The Australia metadata retention law was previously passed through the country’s parliament by the then communications minister, now prime minister, Malcolm Turnbull, who described it at the time as a crucial security measure for both law agencies and counter-terrorism.

In its explanation page, the Australian government said that fears that have been raised about a ‘Big Brother-like’ state where all its citizen’s activities and conversations are monitored are unfounded.

Rather, it promises that it will not hold information such as people’s browsing histories or the content of calls or messages and video services, including Skype.

However, the law’s enactment has not gone down particularly well with a significant number of Australians who, as part of the Get Up! online movement, say the laws are much more far-reaching than simply crime and terrorism.

“The scheme, which was recklessly rushed through Parliament by the Liberals and Nationals with Labor’s support, is costly, ineffective, and against the public interest,” Get Up!’s page said.

“Absurdly, the flawed legislation leaves open numerous loopholes, which can be used to evade the data retention.

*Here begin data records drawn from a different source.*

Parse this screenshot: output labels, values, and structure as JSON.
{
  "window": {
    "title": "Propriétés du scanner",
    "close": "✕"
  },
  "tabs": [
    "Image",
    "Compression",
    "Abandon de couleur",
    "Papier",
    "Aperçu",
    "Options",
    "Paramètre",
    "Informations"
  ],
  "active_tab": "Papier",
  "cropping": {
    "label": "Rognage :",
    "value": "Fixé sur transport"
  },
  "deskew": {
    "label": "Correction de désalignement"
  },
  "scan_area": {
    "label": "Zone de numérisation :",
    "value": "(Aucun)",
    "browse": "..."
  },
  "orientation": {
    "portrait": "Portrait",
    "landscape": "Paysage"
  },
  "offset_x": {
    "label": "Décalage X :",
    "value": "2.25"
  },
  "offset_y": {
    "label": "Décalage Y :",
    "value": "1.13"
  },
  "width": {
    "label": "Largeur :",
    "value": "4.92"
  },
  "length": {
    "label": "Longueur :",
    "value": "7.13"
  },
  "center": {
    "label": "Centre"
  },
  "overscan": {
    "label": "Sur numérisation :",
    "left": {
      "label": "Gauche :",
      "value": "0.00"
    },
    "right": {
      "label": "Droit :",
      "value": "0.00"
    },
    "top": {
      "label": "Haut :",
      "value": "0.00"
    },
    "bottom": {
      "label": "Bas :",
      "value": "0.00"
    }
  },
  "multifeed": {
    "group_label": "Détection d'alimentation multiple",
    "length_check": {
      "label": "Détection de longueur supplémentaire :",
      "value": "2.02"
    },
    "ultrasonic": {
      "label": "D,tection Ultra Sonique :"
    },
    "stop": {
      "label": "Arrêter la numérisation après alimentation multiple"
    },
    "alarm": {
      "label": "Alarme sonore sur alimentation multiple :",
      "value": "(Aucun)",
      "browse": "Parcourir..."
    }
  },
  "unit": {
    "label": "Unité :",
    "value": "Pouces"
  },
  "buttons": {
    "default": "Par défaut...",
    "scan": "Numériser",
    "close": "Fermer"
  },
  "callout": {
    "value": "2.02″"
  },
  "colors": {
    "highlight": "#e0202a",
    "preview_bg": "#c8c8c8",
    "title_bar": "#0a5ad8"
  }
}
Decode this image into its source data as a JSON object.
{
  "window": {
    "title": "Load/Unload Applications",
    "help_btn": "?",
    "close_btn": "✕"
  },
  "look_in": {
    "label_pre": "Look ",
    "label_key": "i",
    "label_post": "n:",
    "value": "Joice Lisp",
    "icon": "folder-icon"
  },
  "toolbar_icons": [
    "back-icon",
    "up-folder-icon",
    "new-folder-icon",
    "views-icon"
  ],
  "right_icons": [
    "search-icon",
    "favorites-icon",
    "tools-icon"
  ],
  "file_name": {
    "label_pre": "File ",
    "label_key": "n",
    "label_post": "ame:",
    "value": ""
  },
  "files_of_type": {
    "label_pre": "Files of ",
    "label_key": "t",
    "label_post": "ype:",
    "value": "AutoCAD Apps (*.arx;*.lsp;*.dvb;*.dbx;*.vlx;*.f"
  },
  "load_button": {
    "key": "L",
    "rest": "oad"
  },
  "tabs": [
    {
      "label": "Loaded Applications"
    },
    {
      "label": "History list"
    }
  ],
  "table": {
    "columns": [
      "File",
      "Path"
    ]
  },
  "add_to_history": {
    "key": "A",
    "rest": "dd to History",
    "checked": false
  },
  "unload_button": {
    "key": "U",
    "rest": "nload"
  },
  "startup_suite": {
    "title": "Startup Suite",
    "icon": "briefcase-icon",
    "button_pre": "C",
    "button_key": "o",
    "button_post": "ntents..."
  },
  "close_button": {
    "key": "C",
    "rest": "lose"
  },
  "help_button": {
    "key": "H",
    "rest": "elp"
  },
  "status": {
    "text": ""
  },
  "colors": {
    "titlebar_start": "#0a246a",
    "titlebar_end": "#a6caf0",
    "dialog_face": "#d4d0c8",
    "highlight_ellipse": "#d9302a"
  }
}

This means the data retention dragnet will capture the data of innocent Australians and cost millions of dollars, while allowing those who don’t want to be caught to remain hidden.”

Snowden weighs in

According to the BBC, there are also fears that the government may wish to expand the remit of this metadata retention law sometime in the future.

When the bill was passed back in March, opposition to the bill was limited, with it passing by 43 votes to 16, with the majority of opposition coming from the Australian Green Party.

For service providers, non-compliance with the metadata retention will cost them AU$2m, while a two-year jail sentence will be handed down to anyone caught revealing information about instances of metadata access.

Also adding his criticism, Edward Snowden has tweeted his criticism of the law, calling on Australians and other nations that have similar metadata retention laws to use services like Tor to anonymise their browsing data and browsing habits.

Australia online image via Shutterstock

Colm Gorey is a journalist with Siliconrepublic.com

editorial@siliconrepublic.com